Only two other presidents have come close to spending as much, George W. Bush and Abraham Lincoln, both of whom oversaw extraordinary circumstances during their presidencies.
One of the things that drove up the debt was the Covid-19 crisis, but the debt had already soared to grave levels prior to the pandemic.
Trump cut taxes but didn’t do anything to cut spending, and this caused debt to soar to unprecedented levels. The national debt is now at the point where it’s higher than it was at the conclusion of World War 2. The difference is that we could demobilize after WW2 but we can’t avoid the primary expenses looming over the nation now.
A common myth that many people believe is that we can grow our way out of the national debt.

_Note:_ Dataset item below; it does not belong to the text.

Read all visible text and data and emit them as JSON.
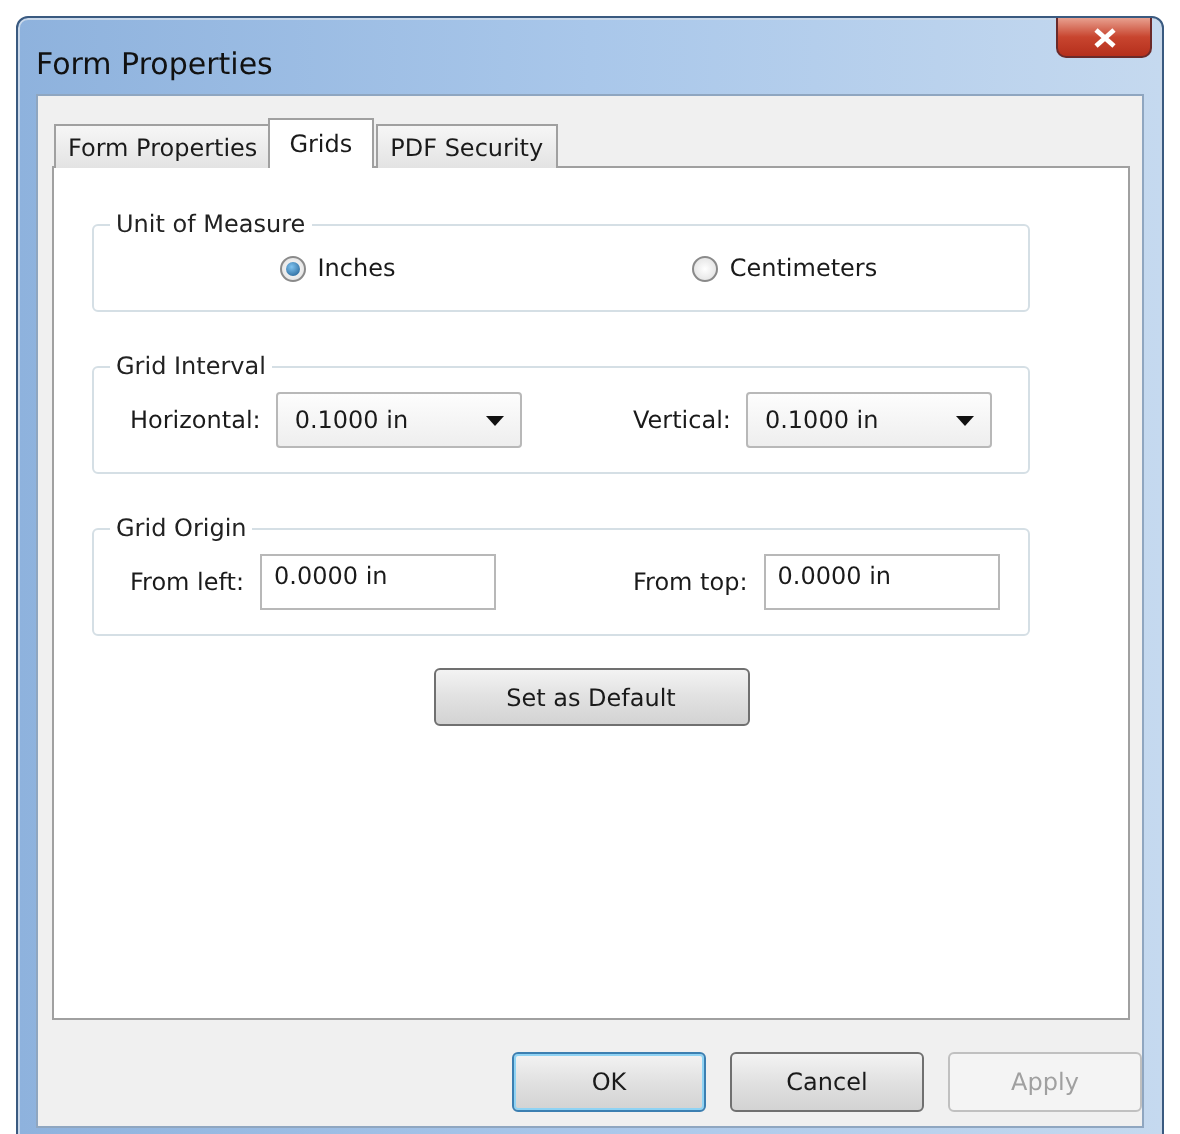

The debt is growing at an extraordinary rate and there is no way for revenue to grow in comparison.
The tariffs Trump introduced were believed to help eliminate the budget deficit and pay down the national debt, but that was not the case.
The Trump tax cuts were primary drivers of increasing the debt, when combined with a lack of cuts to spending. The tariffs also had a minimal impact on the debt once it had been allocated.
The fiscal gap and the national debt are so large that the idea of taxing the rich pales in comparison. Taxing the rich, even at 100% levels, it’s only enough to pay the interest on the debt and fund a couple of programs for a few weeks.
There are huge fiscal unsustainabilities in the scope of the federal government’s budget.
By early 2019, Trump was telling the American public that the national debt was a grave threat to economic and societal prosperity. Other officials began sounding the alarm as well.
Historically, we have racked up debt but with good excuses for doing so. This time we accumulated debt when the stock market was booming. When every other country was getting their house in order, we continue to pile debt onto the national credit card.
We are currently at 130% debt-to-GDP and for most economists, alarm bells are going off. The reason why now is different from WW2 when we had similar levels of debt is we are now funding social programs that are slated to grow dramatically in the near future.
The real issue is the cost of the interest on the debt. Most of the debt has been financed in the short term and will have to be refinanced. If interest rates go up in the interim, the cost of that interest is going to skyrocket and consume the federal budget.
Low-interest rates are manageable now, but if and when that changes in time, the risk becomes greater.
Blame can be laid on both sides of the aisle, but if you’re a Republican you need to acknowledge that the Trump administration accumulated a record amount of debt in a short time period. If you’re a Democrat, you need to insist your representatives show some leadership regarding the fiscal future of the country.
Social programs like Social Security, Medicare, and Medicaid are driving the debt and unless something is changed the problem will only escalate. This will only increase the likelihood and magnitude of higher tax rates in the future.
Mentioned in this Episode:
Donald Trump Built a National Debt So Big (Even Before the Pandemic) That It’ll Weigh Down the Economy for Years – https://www.propublica.org/article/national-debt-trump